BEGIN INFORMATION SHOWN

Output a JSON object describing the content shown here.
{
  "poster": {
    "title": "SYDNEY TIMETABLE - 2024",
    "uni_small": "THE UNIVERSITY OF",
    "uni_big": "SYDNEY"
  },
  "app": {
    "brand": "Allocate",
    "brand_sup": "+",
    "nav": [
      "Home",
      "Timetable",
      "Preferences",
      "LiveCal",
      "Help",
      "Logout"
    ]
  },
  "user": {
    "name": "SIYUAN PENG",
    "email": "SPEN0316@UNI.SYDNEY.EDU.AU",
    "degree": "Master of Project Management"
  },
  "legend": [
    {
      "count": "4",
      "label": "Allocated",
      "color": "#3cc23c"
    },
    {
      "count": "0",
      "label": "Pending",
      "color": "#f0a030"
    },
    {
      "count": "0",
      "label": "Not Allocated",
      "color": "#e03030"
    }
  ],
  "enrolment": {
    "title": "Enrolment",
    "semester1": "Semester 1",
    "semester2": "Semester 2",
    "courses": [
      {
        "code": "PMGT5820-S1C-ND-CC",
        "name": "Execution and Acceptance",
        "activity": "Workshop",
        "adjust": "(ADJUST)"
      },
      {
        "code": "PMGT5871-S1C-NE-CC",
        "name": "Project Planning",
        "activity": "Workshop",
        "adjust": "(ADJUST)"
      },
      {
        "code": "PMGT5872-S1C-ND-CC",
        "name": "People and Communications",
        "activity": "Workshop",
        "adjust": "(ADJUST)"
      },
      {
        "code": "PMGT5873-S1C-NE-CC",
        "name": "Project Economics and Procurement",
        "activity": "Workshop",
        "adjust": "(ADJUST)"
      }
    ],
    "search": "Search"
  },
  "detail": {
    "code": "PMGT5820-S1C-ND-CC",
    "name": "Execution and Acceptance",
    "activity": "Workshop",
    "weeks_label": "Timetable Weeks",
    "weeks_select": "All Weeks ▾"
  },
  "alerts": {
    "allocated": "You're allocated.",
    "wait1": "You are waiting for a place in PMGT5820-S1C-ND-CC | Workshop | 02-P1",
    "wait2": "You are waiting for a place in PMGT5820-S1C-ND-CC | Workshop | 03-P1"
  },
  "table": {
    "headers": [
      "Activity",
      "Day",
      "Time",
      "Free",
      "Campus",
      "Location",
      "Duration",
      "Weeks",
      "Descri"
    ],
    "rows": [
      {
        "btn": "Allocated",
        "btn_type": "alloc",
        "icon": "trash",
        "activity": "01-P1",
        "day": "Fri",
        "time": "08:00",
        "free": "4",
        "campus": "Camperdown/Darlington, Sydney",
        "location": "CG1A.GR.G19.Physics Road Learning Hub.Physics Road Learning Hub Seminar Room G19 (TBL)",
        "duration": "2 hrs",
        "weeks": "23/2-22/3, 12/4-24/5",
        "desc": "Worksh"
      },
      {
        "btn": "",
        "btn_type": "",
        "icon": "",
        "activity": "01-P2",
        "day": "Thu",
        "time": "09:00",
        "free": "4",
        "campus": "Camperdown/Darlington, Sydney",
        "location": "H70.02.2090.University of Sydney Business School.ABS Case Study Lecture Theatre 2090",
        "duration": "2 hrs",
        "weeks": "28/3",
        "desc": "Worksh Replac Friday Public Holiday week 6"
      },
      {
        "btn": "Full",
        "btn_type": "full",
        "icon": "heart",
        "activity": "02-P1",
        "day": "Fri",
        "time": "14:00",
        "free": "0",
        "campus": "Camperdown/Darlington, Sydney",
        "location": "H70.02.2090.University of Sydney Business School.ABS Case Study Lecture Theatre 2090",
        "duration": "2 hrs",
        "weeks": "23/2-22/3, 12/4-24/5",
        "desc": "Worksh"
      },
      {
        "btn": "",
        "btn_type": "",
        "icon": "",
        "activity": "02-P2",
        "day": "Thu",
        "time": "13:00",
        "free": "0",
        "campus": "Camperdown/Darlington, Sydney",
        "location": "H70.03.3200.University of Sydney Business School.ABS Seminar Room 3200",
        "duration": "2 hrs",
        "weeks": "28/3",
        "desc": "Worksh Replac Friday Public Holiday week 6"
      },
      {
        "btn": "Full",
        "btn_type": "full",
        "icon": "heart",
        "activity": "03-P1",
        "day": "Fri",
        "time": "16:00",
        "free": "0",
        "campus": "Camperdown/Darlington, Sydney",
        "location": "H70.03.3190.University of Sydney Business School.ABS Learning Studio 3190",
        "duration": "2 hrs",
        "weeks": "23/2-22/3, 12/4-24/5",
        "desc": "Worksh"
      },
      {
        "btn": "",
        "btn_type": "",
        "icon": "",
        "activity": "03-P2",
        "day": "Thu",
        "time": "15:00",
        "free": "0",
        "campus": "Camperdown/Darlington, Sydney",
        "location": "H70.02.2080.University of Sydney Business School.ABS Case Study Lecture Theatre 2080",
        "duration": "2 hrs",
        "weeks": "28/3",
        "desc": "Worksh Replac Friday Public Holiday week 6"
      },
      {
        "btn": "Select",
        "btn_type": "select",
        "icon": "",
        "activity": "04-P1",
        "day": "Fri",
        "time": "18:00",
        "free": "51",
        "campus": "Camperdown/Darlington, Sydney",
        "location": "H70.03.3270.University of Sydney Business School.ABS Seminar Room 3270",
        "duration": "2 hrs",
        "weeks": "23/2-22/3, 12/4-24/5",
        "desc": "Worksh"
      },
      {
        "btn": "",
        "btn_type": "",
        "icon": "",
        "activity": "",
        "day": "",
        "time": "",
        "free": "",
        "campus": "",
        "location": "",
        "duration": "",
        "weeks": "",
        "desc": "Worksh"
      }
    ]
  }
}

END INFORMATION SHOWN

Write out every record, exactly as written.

[SOLUTION TO THIS TASK]
Output a JSON object describing the content shown here.
{
  "poster": {
    "title": "SYDNEY TIMETABLE - 2024",
    "uni_small": "THE UNIVERSITY OF",
    "uni_big": "SYDNEY"
  },
  "app": {
    "brand": "Allocate",
    "brand_sup": "+",
    "nav": [
      "Home",
      "Timetable",
      "Preferences",
      "LiveCal",
      "Help",
      "Logout"
    ]
  },
  "user": {
    "name": "SIYUAN PENG",
    "email": "SPEN0316@UNI.SYDNEY.EDU.AU",
    "degree": "Master of Project Management"
  },
  "legend": [
    {
      "count": "4",
      "label": "Allocated",
      "color": "#3cc23c"
    },
    {
      "count": "0",
      "label": "Pending",
      "color": "#f0a030"
    },
    {
      "count": "0",
      "label": "Not Allocated",
      "color": "#e03030"
    }
  ],
  "enrolment": {
    "title": "Enrolment",
    "semester1": "Semester 1",
    "semester2": "Semester 2",
    "courses": [
      {
        "code": "PMGT5820-S1C-ND-CC",
        "name": "Execution and Acceptance",
        "activity": "Workshop",
        "adjust": "(ADJUST)"
      },
      {
        "code": "PMGT5871-S1C-NE-CC",
        "name": "Project Planning",
        "activity": "Workshop",
        "adjust": "(ADJUST)"
      },
      {
        "code": "PMGT5872-S1C-ND-CC",
        "name": "People and Communications",
        "activity": "Workshop",
        "adjust": "(ADJUST)"
      },
      {
        "code": "PMGT5873-S1C-NE-CC",
        "name": "Project Economics and Procurement",
        "activity": "Workshop",
        "adjust": "(ADJUST)"
      }
    ],
    "search": "Search"
  },
  "detail": {
    "code": "PMGT5820-S1C-ND-CC",
    "name": "Execution and Acceptance",
    "activity": "Workshop",
    "weeks_label": "Timetable Weeks",
    "weeks_select": "All Weeks ▾"
  },
  "alerts": {
    "allocated": "You're allocated.",
    "wait1": "You are waiting for a place in PMGT5820-S1C-ND-CC | Workshop | 02-P1",
    "wait2": "You are waiting for a place in PMGT5820-S1C-ND-CC | Workshop | 03-P1"
  },
  "table": {
    "headers": [
      "Activity",
      "Day",
      "Time",
      "Free",
      "Campus",
      "Location",
      "Duration",
      "Weeks",
      "Descri"
    ],
    "rows": [
      {
        "btn": "Allocated",
        "btn_type": "alloc",
        "icon": "trash",
        "activity": "01-P1",
        "day": "Fri",
        "time": "08:00",
        "free": "4",
        "campus": "Camperdown/Darlington, Sydney",
        "location": "CG1A.GR.G19.Physics Road Learning Hub.Physics Road Learning Hub Seminar Room G19 (TBL)",
        "duration": "2 hrs",
        "weeks": "23/2-22/3, 12/4-24/5",
        "desc": "Worksh"
      },
      {
        "btn": "",
        "btn_type": "",
        "icon": "",
        "activity": "01-P2",
        "day": "Thu",
        "time": "09:00",
        "free": "4",
        "campus": "Camperdown/Darlington, Sydney",
        "location": "H70.02.2090.University of Sydney Business School.ABS Case Study Lecture Theatre 2090",
        "duration": "2 hrs",
        "weeks": "28/3",
        "desc": "Worksh Replac Friday Public Holiday week 6"
      },
      {
        "btn": "Full",
        "btn_type": "full",
        "icon": "heart",
        "activity": "02-P1",
        "day": "Fri",
        "time": "14:00",
        "free": "0",
        "campus": "Camperdown/Darlington, Sydney",
        "location": "H70.02.2090.University of Sydney Business School.ABS Case Study Lecture Theatre 2090",
        "duration": "2 hrs",
        "weeks": "23/2-22/3, 12/4-24/5",
        "desc": "Worksh"
      },
      {
        "btn": "",
        "btn_type": "",
        "icon": "",
        "activity": "02-P2",
        "day": "Thu",
        "time": "13:00",
        "free": "0",
        "campus": "Camperdown/Darlington, Sydney",
        "location": "H70.03.3200.University of Sydney Business School.ABS Seminar Room 3200",
        "duration": "2 hrs",
        "weeks": "28/3",
        "desc": "Worksh Replac Friday Public Holiday week 6"
      },
      {
        "btn": "Full",
        "btn_type": "full",
        "icon": "heart",
        "activity": "03-P1",
        "day": "Fri",
        "time": "16:00",
        "free": "0",
        "campus": "Camperdown/Darlington, Sydney",
        "location": "H70.03.3190.University of Sydney Business School.ABS Learning Studio 3190",
        "duration": "2 hrs",
        "weeks": "23/2-22/3, 12/4-24/5",
        "desc": "Worksh"
      },
      {
        "btn": "",
        "btn_type": "",
        "icon": "",
        "activity": "03-P2",
        "day": "Thu",
        "time": "15:00",
        "free": "0",
        "campus": "Camperdown/Darlington, Sydney",
        "location": "H70.02.2080.University of Sydney Business School.ABS Case Study Lecture Theatre 2080",
        "duration": "2 hrs",
        "weeks": "28/3",
        "desc": "Worksh Replac Friday Public Holiday week 6"
      },
      {
        "btn": "Select",
        "btn_type": "select",
        "icon": "",
        "activity": "04-P1",
        "day": "Fri",
        "time": "18:00",
        "free": "51",
        "campus": "Camperdown/Darlington, Sydney",
        "location": "H70.03.3270.University of Sydney Business School.ABS Seminar Room 3270",
        "duration": "2 hrs",
        "weeks": "23/2-22/3, 12/4-24/5",
        "desc": "Worksh"
      },
      {
        "btn": "",
        "btn_type": "",
        "icon": "",
        "activity": "",
        "day": "",
        "time": "",
        "free": "",
        "campus": "",
        "location": "",
        "duration": "",
        "weeks": "",
        "desc": "Worksh"
      }
    ]
  }
}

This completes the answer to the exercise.